Exercise prompt:
When the word "NAME" shows up in a line of the data below, copy that whole line.
START Records provided
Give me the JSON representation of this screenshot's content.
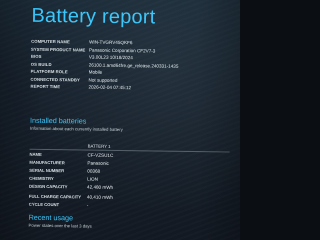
{
  "report": {
    "title": "Battery report"
  },
  "system_info": [
    {
      "label": "COMPUTER NAME",
      "value": "WIN-TVGRV45QKF6"
    },
    {
      "label": "SYSTEM PRODUCT NAME",
      "value": "Panasonic Corporation CF2V7-3"
    },
    {
      "label": "BIOS",
      "value": "V3.00L23 10/18/2024"
    },
    {
      "label": "OS BUILD",
      "value": "26100.1.amd64fre.ge_release.240331-1435"
    },
    {
      "label": "PLATFORM ROLE",
      "value": "Mobile"
    },
    {
      "label": "CONNECTED STANDBY",
      "value": "Not supported"
    },
    {
      "label": "REPORT TIME",
      "value": "2026-02-04  07:45:12"
    }
  ],
  "installed_batteries": {
    "title": "Installed batteries",
    "subtitle": "Information about each currently installed battery",
    "battery_header": "BATTERY 1",
    "rows": [
      {
        "label": "NAME",
        "value": "CF-VZSU1C"
      },
      {
        "label": "MANUFACTURER",
        "value": "Panasonic"
      },
      {
        "label": "SERIAL NUMBER",
        "value": "00368"
      },
      {
        "label": "CHEMISTRY",
        "value": "LION"
      },
      {
        "label": "DESIGN CAPACITY",
        "value": "42,480 mWh"
      },
      {
        "label": "FULL CHARGE CAPACITY",
        "value": "40,410 mWh"
      },
      {
        "label": "CYCLE COUNT",
        "value": "-"
      }
    ]
  },
  "recent_usage": {
    "title": "Recent usage",
    "subtitle": "Power states over the last 3 days"
  },
  "colors": {
    "accent": "#38c9ff",
    "background": "#17222e",
    "text": "#eef3f5"
  }
}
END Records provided
Your response:
      "label": "COMPUTER NAME",
      "label": "SYSTEM PRODUCT NAME",
        "label": "NAME",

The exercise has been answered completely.